Hello everyone, may name is Anne. I had my first heart scan 14 years ago following the sudden death of my brother at just 51 years of age. I’ve since had scans done on a regular basis. In my case, my calcium score increased over time. Each time, my doctor would adjust my medications, diet, and exercise programs until we found a treatment program that worked for me, not the national statistics. I was elated when my most recent heart scan showed no further progression of coronary plaque burden.
But my story continues. In August, 2006, my very healthy, fit, slender, former marathon-runner husband, Tom, died of a sudden heart attack. He walked his usual 6 daily miles that day. He had no symptoms. He had always been the picture of health, he never smoked. I am still absorbing the shock and terrible loss.

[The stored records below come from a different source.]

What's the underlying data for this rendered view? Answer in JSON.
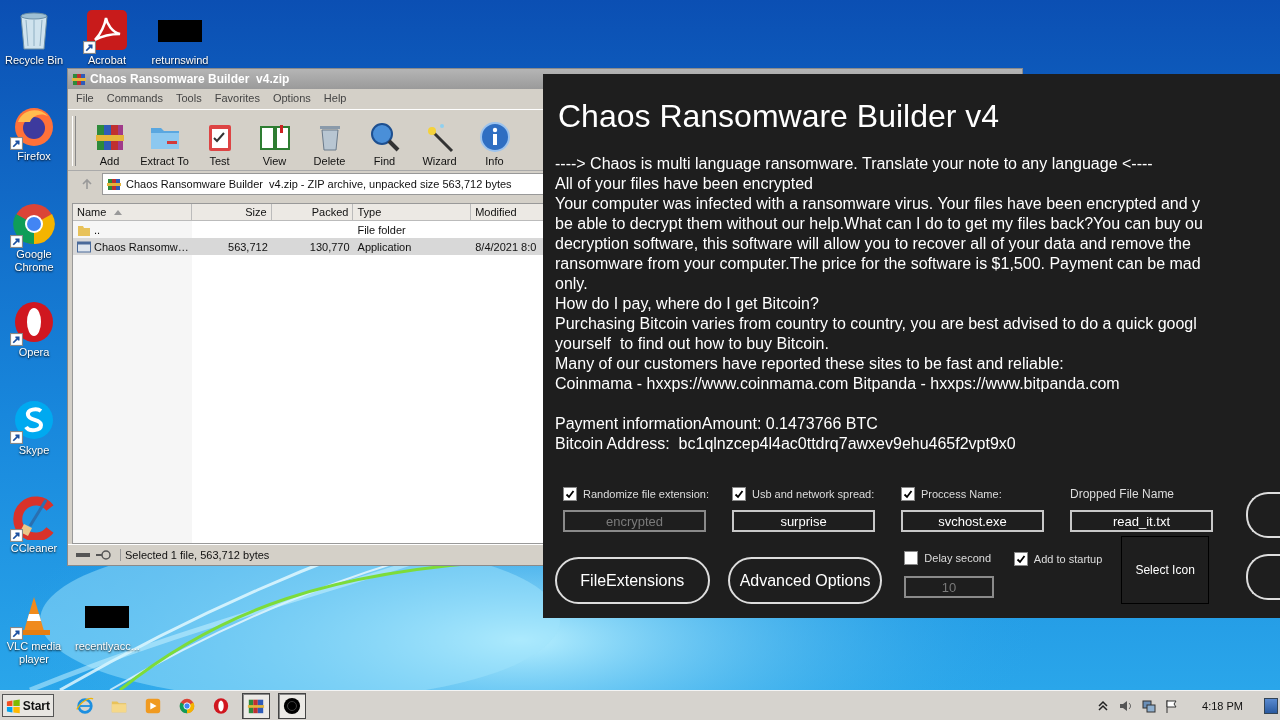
{
  "desktop": {
    "icons": [
      {
        "label": "Recycle Bin",
        "kind": "recycle",
        "shortcut": false
      },
      {
        "label": "Acrobat",
        "kind": "acrobat",
        "shortcut": true
      },
      {
        "label": "returnswind",
        "kind": "redacted",
        "shortcut": false
      },
      {
        "label": "Firefox",
        "kind": "firefox",
        "shortcut": true
      },
      {
        "label": "Google Chrome",
        "kind": "chrome",
        "shortcut": true
      },
      {
        "label": "Opera",
        "kind": "opera",
        "shortcut": true
      },
      {
        "label": "Skype",
        "kind": "skype",
        "shortcut": true
      },
      {
        "label": "CCleaner",
        "kind": "ccleaner",
        "shortcut": true
      },
      {
        "label": "VLC media player",
        "kind": "vlc",
        "shortcut": true
      },
      {
        "label": "recentlyacc...",
        "kind": "redacted",
        "shortcut": false
      }
    ]
  },
  "archive_window": {
    "title": "Chaos Ransomware Builder  v4.zip",
    "menu": [
      "File",
      "Commands",
      "Tools",
      "Favorites",
      "Options",
      "Help"
    ],
    "toolbar": [
      {
        "label": "Add",
        "kind": "add"
      },
      {
        "label": "Extract To",
        "kind": "extract"
      },
      {
        "label": "Test",
        "kind": "test"
      },
      {
        "label": "View",
        "kind": "view"
      },
      {
        "label": "Delete",
        "kind": "delete"
      },
      {
        "label": "Find",
        "kind": "find"
      },
      {
        "label": "Wizard",
        "kind": "wizard"
      },
      {
        "label": "Info",
        "kind": "info"
      }
    ],
    "path": "Chaos Ransomware Builder  v4.zip - ZIP archive, unpacked size 563,712 bytes",
    "columns": [
      {
        "label": "Name",
        "sorted": true
      },
      {
        "label": "Size",
        "sorted": false
      },
      {
        "label": "Packed",
        "sorted": false
      },
      {
        "label": "Type",
        "sorted": false
      },
      {
        "label": "Modified",
        "sorted": false
      }
    ],
    "rows": [
      {
        "kind": "folder",
        "name": "..",
        "type": "File folder",
        "selected": false
      },
      {
        "kind": "app",
        "name": "Chaos Ransomw…",
        "size": "563,712",
        "packed": "130,770",
        "type": "Application",
        "modified": "8/4/2021 8:0",
        "selected": true
      }
    ],
    "status": "Selected 1 file, 563,712 bytes"
  },
  "builder_window": {
    "title": "Chaos Ransomware Builder v4",
    "note_lines": [
      "----> Chaos is multi language ransomware. Translate your note to any language <----",
      "All of your files have been encrypted",
      "Your computer was infected with a ransomware virus. Your files have been encrypted and y",
      "be able to decrypt them without our help.What can I do to get my files back?You can buy ou",
      "decryption software, this software will allow you to recover all of your data and remove the",
      "ransomware from your computer.The price for the software is $1,500. Payment can be mad",
      "only.",
      "How do I pay, where do I get Bitcoin?",
      "Purchasing Bitcoin varies from country to country, you are best advised to do a quick googl",
      "yourself  to find out how to buy Bitcoin.",
      "Many of our customers have reported these sites to be fast and reliable:",
      "Coinmama - hxxps://www.coinmama.com Bitpanda - hxxps://www.bitpanda.com"
    ],
    "payment_lines": [
      "Payment informationAmount: 0.1473766 BTC",
      "Bitcoin Address:  bc1qlnzcep4l4ac0ttdrq7awxev9ehu465f2vpt9x0"
    ],
    "options": [
      {
        "kind": "checkbox",
        "label": "Randomize file extension:",
        "checked": true,
        "value": "encrypted",
        "disabled": true
      },
      {
        "kind": "checkbox",
        "label": "Usb and network spread:",
        "checked": true,
        "value": "surprise",
        "disabled": false
      },
      {
        "kind": "checkbox",
        "label": "Proccess Name:",
        "checked": true,
        "value": "svchost.exe",
        "disabled": false
      },
      {
        "kind": "label",
        "label": "Dropped File Name",
        "value": "read_it.txt",
        "disabled": false
      }
    ],
    "buttons": [
      "FileExtensions",
      "Advanced Options"
    ],
    "delay": {
      "label": "Delay second",
      "checked": false,
      "value": "10",
      "disabled": true
    },
    "startup": {
      "label": "Add to startup",
      "checked": true
    },
    "icon_button": "Select Icon"
  },
  "taskbar": {
    "start": "Start",
    "items": [
      {
        "kind": "ie",
        "active": false
      },
      {
        "kind": "explorer",
        "active": false
      },
      {
        "kind": "media",
        "active": false
      },
      {
        "kind": "chrome",
        "active": false
      },
      {
        "kind": "opera",
        "active": false
      },
      {
        "kind": "winrar",
        "active": true
      },
      {
        "kind": "app",
        "active": true
      }
    ],
    "clock": "4:18 PM"
  }
}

We later learned that his arteries were badly blocked, even though his cholesterol and blood pressure had always been perfectly normal. He had no risk factors. How could this happen to him? He had been healthy and an athlete his entire life!
If Tom had just had an EBT heart scan, those blockages would have been evident and I believe his life would have been saved. But, there was “no reason” for him to have a scan. He was so “healthy”. Getting a heart scan for Tom didn’t have any sense of urgency.
Since Tom’s death, I have made it my personal mission to talk to people about heart scans when I talk about him. I am amazed at how little people know about heart scans. This is a simple, non-invasive test that can be performed over a lunch hour. I think it is very short-sighted on the part of insurance companies that, in most cases, they do not cover this test. It is such a small price to pay, less than $500, for a diagnosis that saves lives. I would have gladly paid much, much more.
We understand the value of mammograms and colonoscopies as screening tools to maintain good health. Regular heart scans, for everyone, must also be added to that list, regardless of the cost.